X — With all these Japanese words dotted around lean literature, it must be difficult to spread the knowledge around.

Me — Sometimes having difficult words can be an asset : take lean for instance, it’s probably impossible to translate in any language. Certainly not in French for instance : maigre doesn’t quite sound right for any thoughtful way to do stuff.

X — I was speaking about the Japanese stuff…

Me — Well I did learn some Lean stuff while not speaking any Japanese at all. Andon, Gemba and Kanban are not that difficult to grasp. Kanban for instance is only a tangible sign made of paper or metal…

X, interupting — Hold on, we’re both in the tech world and we know Kanban is something else altogether : it’s just a board with 3 columns To Do, Doing and Done.

Me — Alas… Old Lean senseis would be devastated to hear such nonsense. This kind of board is not event showing the lead time for each task : there’s no space whatsoever for any self-reflection. It’s only good enough - at best - to cap the work-in-progress. It’s missing the entire chain of help that’s crucial for any lean initiative for instance.
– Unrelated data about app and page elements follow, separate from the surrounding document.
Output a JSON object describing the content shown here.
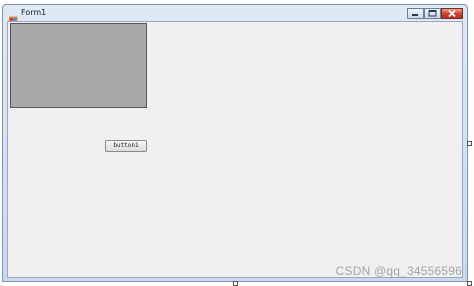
{
  "window": {
    "title": "Form1",
    "controls": {
      "minimize_icon": "minimize-icon",
      "maximize_icon": "maximize-icon",
      "close_icon": "close-icon"
    }
  },
  "form": {
    "panel": {
      "color": "#a9a9a9"
    },
    "button1": {
      "label": "button1"
    }
  },
  "watermark": {
    "text": "CSDN @qq_34556596"
  },
  "colors": {
    "form_background": "#f0f0f0",
    "titlebar": "#c9d9ee",
    "close_button": "#c7412d"
  }
}
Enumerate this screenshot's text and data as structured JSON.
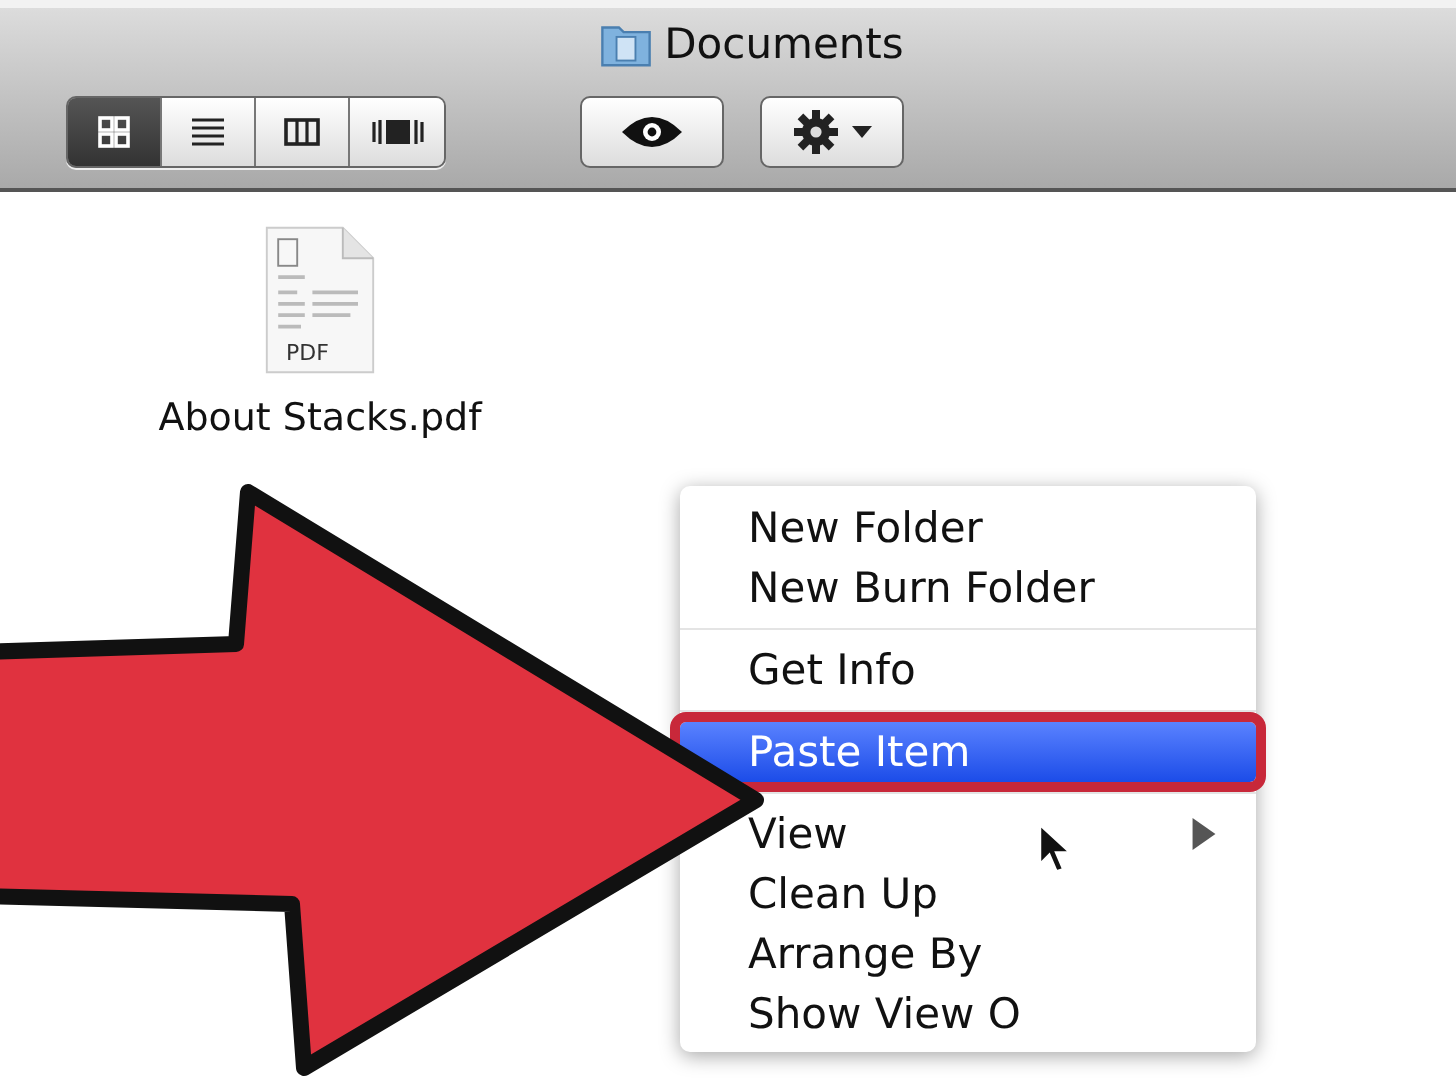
{
  "window": {
    "title": "Documents"
  },
  "toolbar": {
    "view_buttons": [
      {
        "kind": "icon",
        "selected": true
      },
      {
        "kind": "list",
        "selected": false
      },
      {
        "kind": "column",
        "selected": false
      },
      {
        "kind": "coverflow",
        "selected": false
      }
    ]
  },
  "files": [
    {
      "name": "About Stacks.pdf",
      "icon_label": "PDF"
    }
  ],
  "context_menu": {
    "groups": [
      [
        {
          "label": "New Folder",
          "selected": false,
          "submenu": false
        },
        {
          "label": "New Burn Folder",
          "selected": false,
          "submenu": false
        }
      ],
      [
        {
          "label": "Get Info",
          "selected": false,
          "submenu": false
        }
      ],
      [
        {
          "label": "Paste Item",
          "selected": true,
          "submenu": false
        }
      ],
      [
        {
          "label": "View",
          "selected": false,
          "submenu": true
        },
        {
          "label": "Clean Up",
          "selected": false,
          "submenu": false
        },
        {
          "label": "Arrange By",
          "selected": false,
          "submenu": false
        },
        {
          "label": "Show View O",
          "selected": false,
          "submenu": false
        }
      ]
    ]
  }
}
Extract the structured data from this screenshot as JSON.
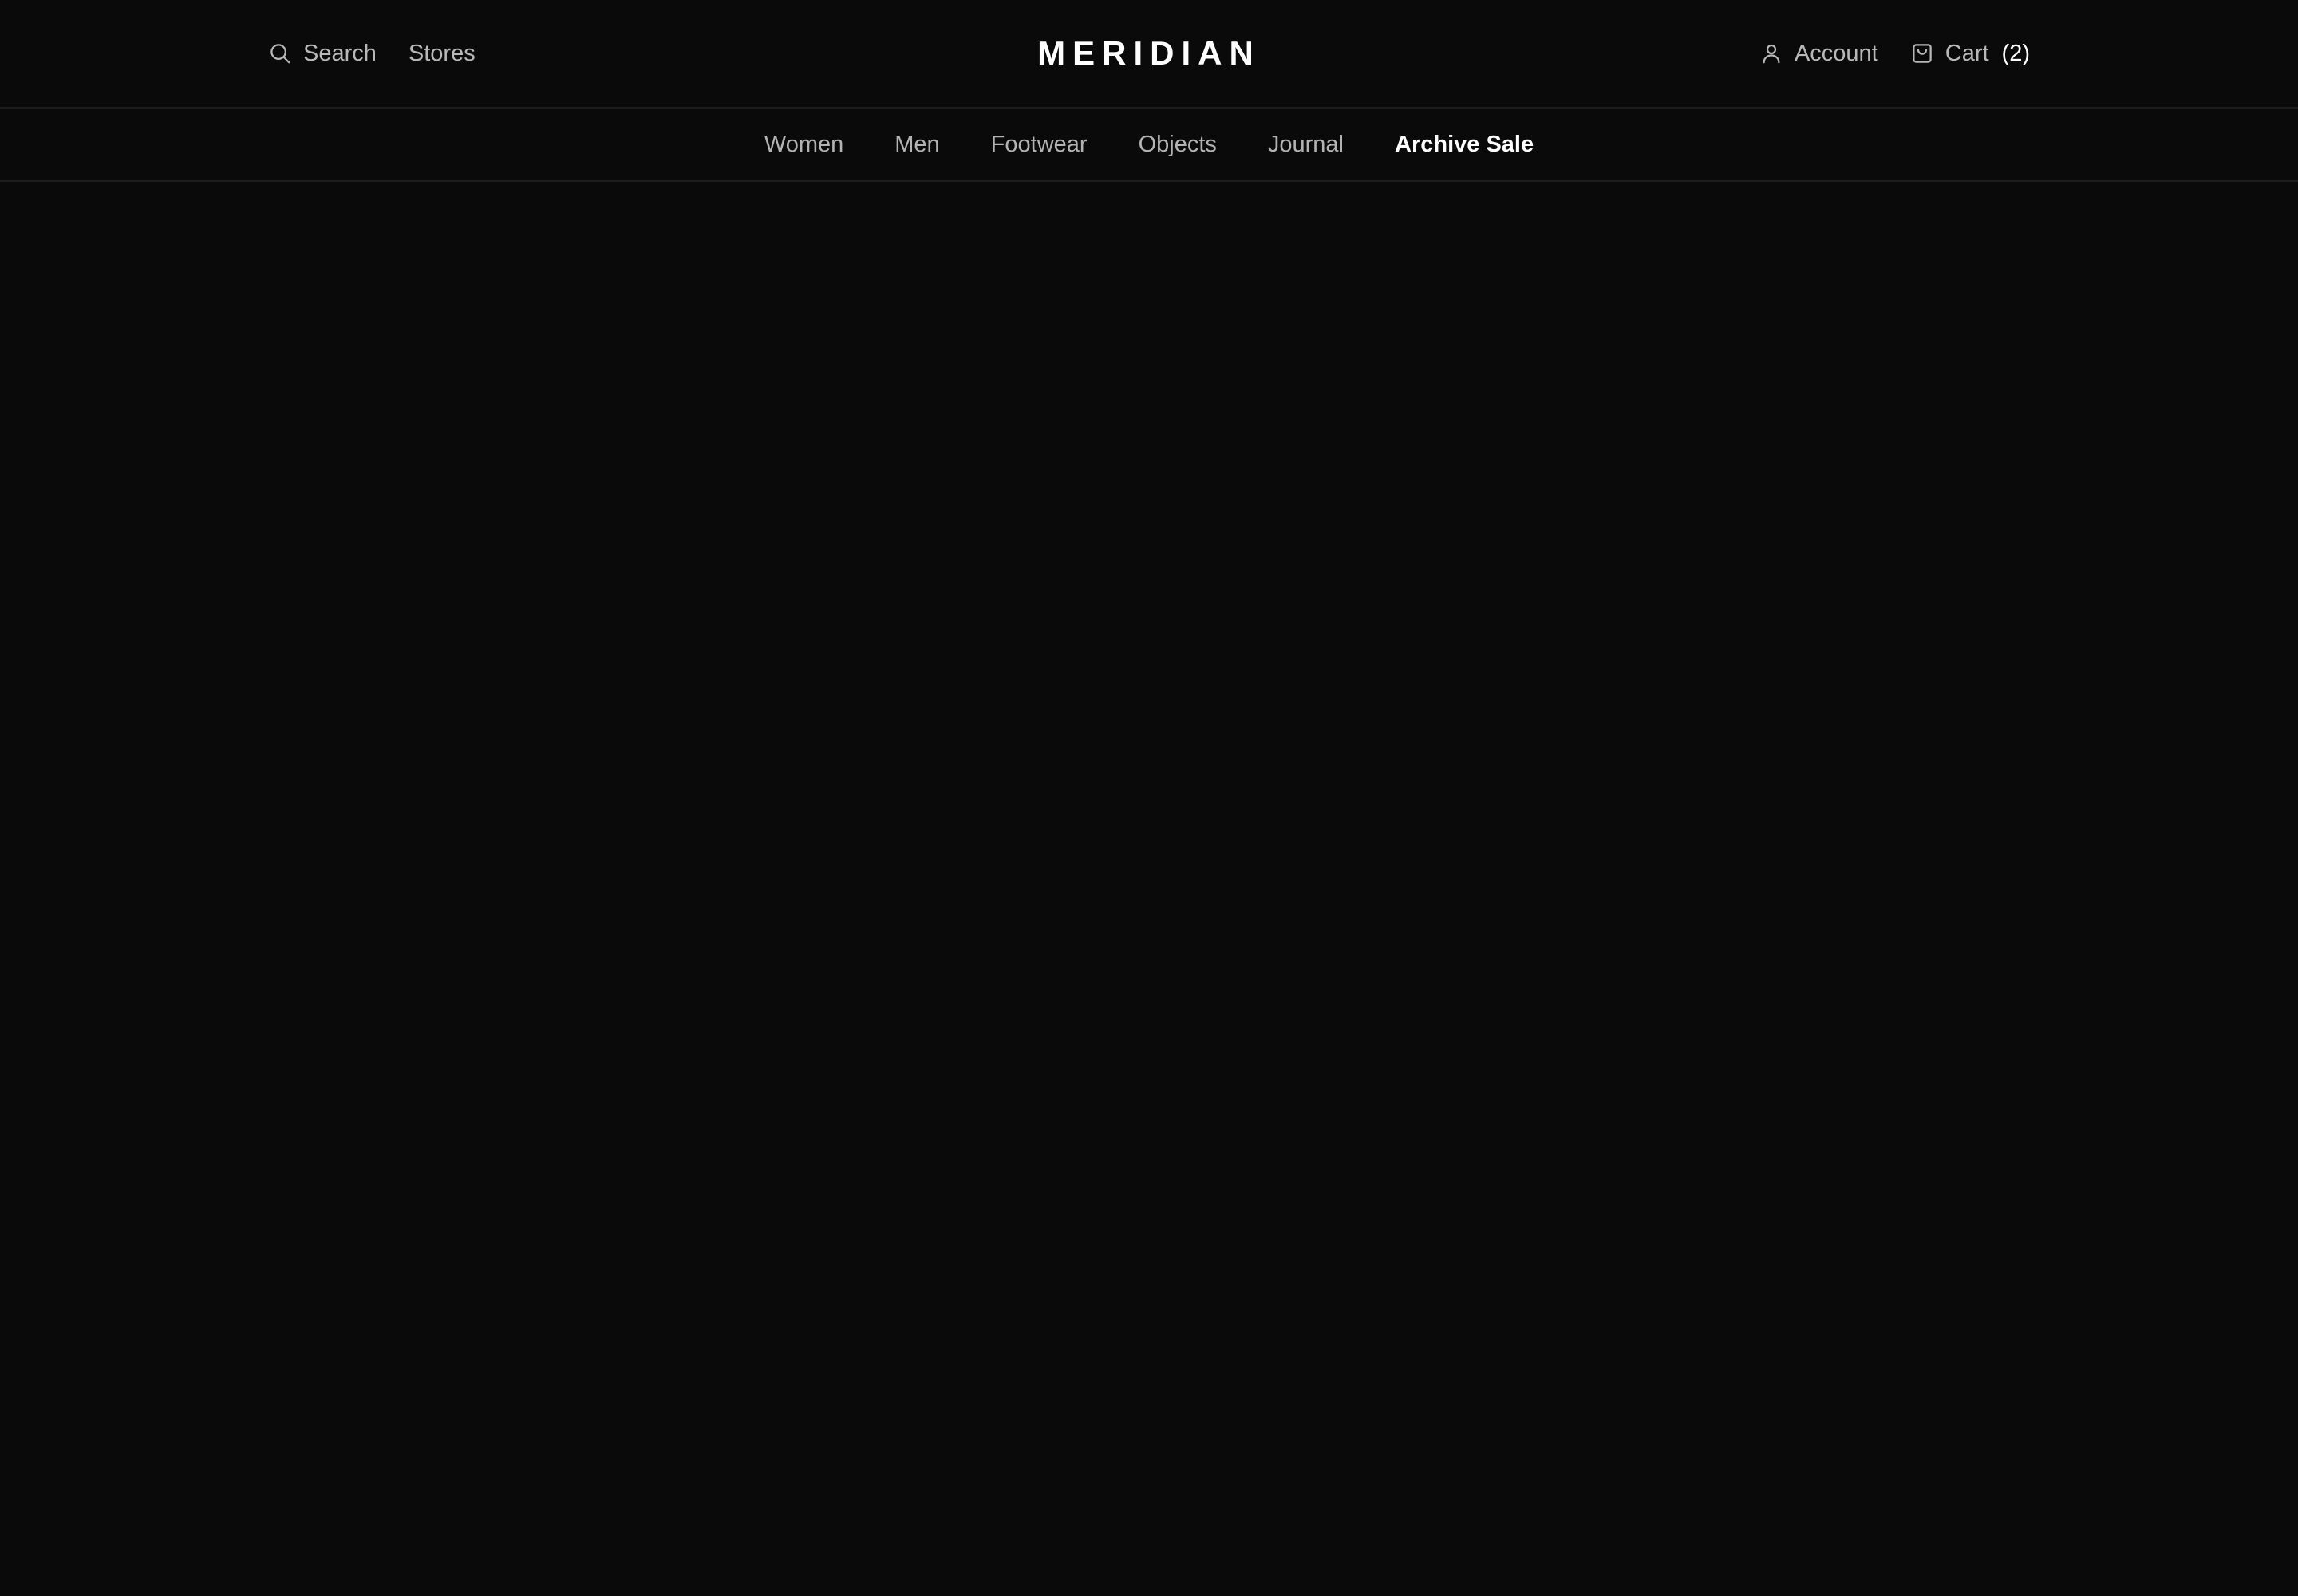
{
  "header": {
    "search_label": "Search",
    "search_icon": "search-icon",
    "stores_label": "Stores",
    "brand": "MERIDIAN",
    "account_label": "Account",
    "account_icon": "user-icon",
    "cart_label": "Cart",
    "cart_icon": "shopping-bag-icon",
    "cart_count": "(2)"
  },
  "nav": {
    "items": [
      {
        "label": "Women"
      },
      {
        "label": "Men"
      },
      {
        "label": "Footwear"
      },
      {
        "label": "Objects"
      },
      {
        "label": "Journal"
      },
      {
        "label": "Archive Sale",
        "active": true
      }
    ]
  },
  "colors": {
    "background": "#0a0a0a",
    "text_muted": "#b8b8b8",
    "text_active": "#ffffff",
    "divider": "#1c1c1c"
  }
}
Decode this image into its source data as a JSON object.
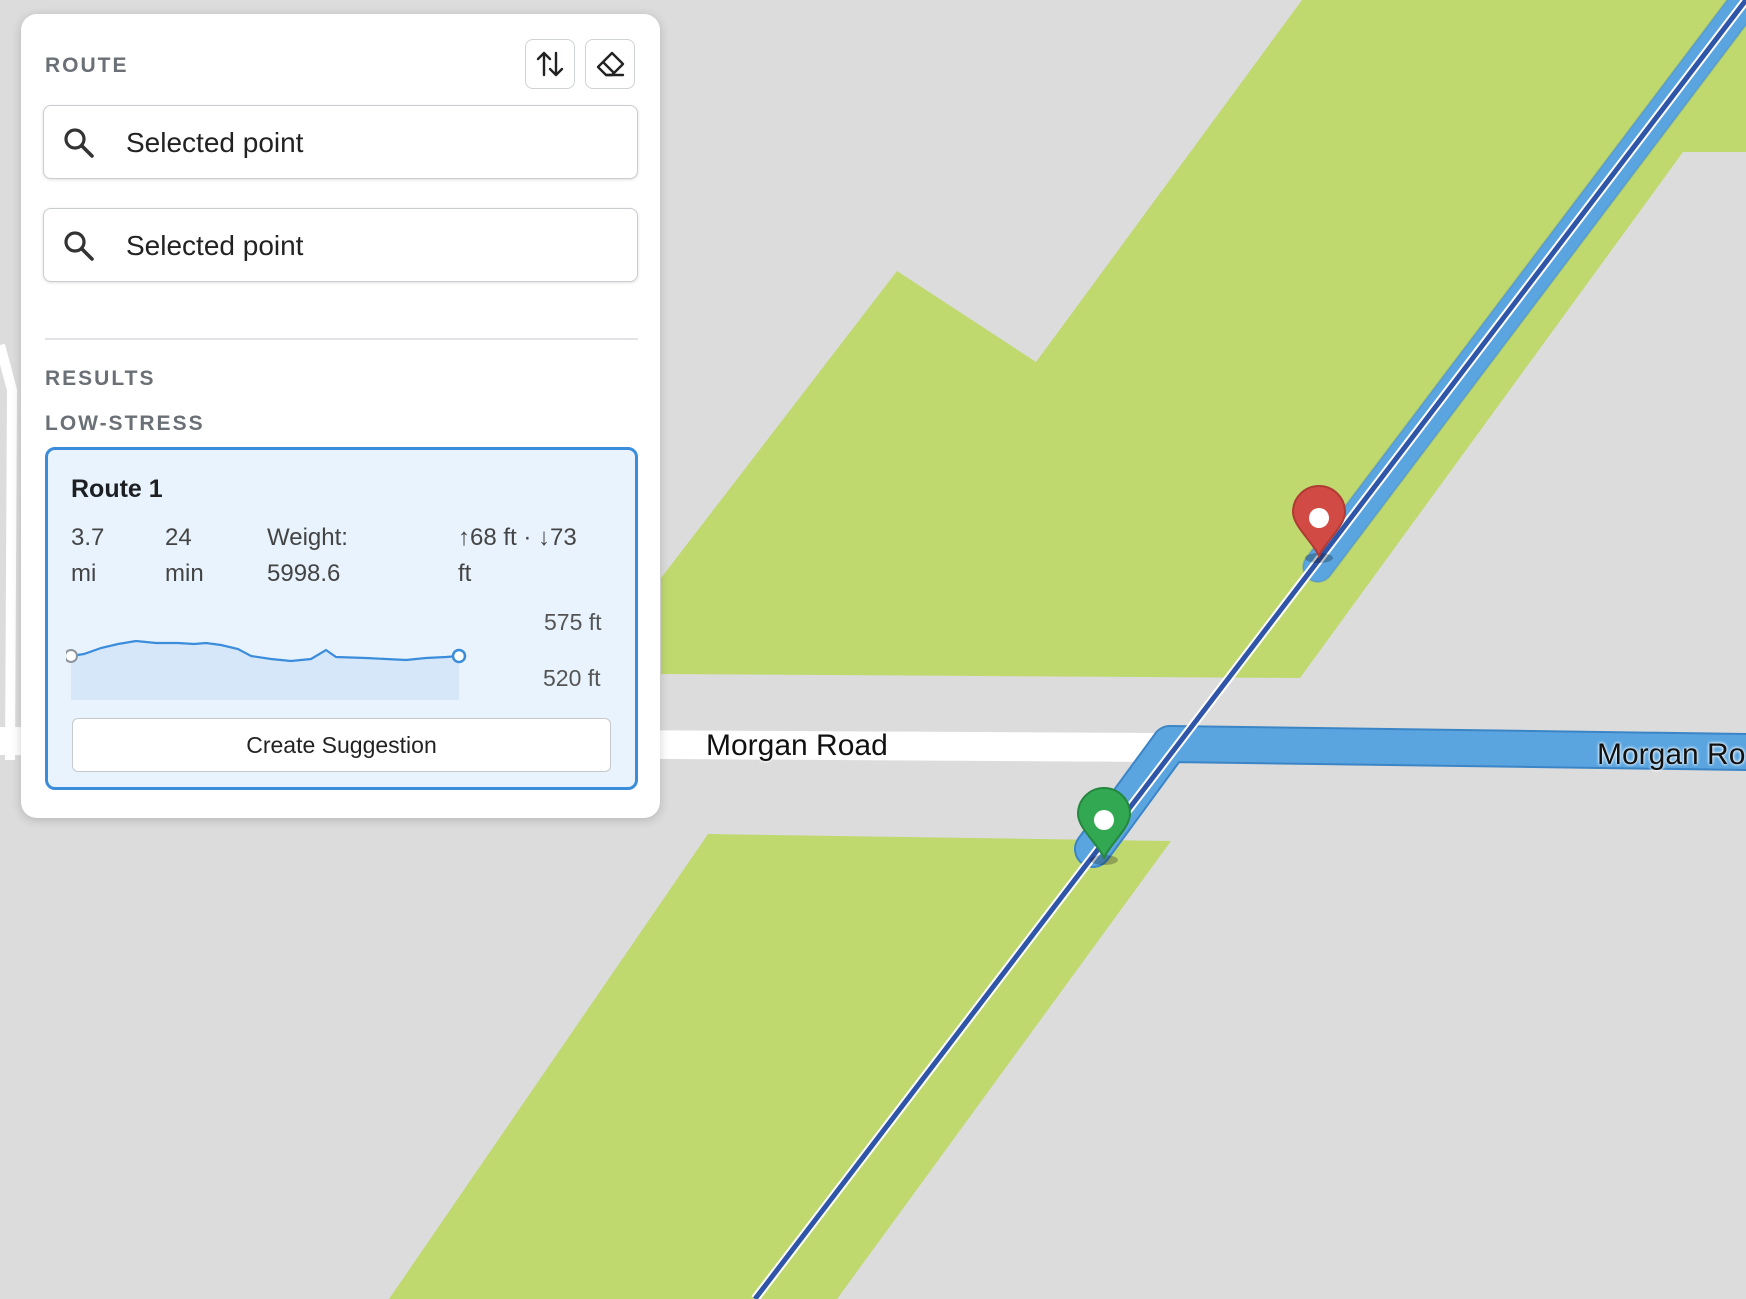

It feels like some consultant found a gem in the old manufacturing literature and set up a big tent on his way back from the mine with a big neon light flashing « you too can have a glimpse of the gem I found, and you know what, you don’t have to go down there : I did all the work for you ».

X — I can feel the irony and the sorrow in your last tirade.

Me — Indeed the door is wide open but remains very small. And the world is getting bigger and fatter, with more money, more processes and more bureaucracies. I’m just waiting for the interest rates to go up and resources to become scarce : Lean’s true potential will be felt more widely then. Not before unfortunately.

X — That sounds gloomy.

Me — That’s probably because you haven’t heard the news about climate change and all the rest of it : they’re a real cause for concern. Off course, you can look out for true Lean companies doing incredible stuff with Karakuri Kaizen or Lean & Green. But in the meantime, don’t forget that better quality brings profitability and faster lead-times brings cash.

X — Are you joking? The entire world heard about the « Just-in-time » rout.

Me — That’s what happens when Japanese engineers use a catchy name for a new concept : it was supposed to mean « at the right time, not before, not after ». In Toyota, everyone knows you can’t finish a car if you’re missing one piece. That’s the reason they started stockpiling chips when they understood - before everyone else - a shortage was coming. Only Tesla is trying some other way, selling car without the USB port.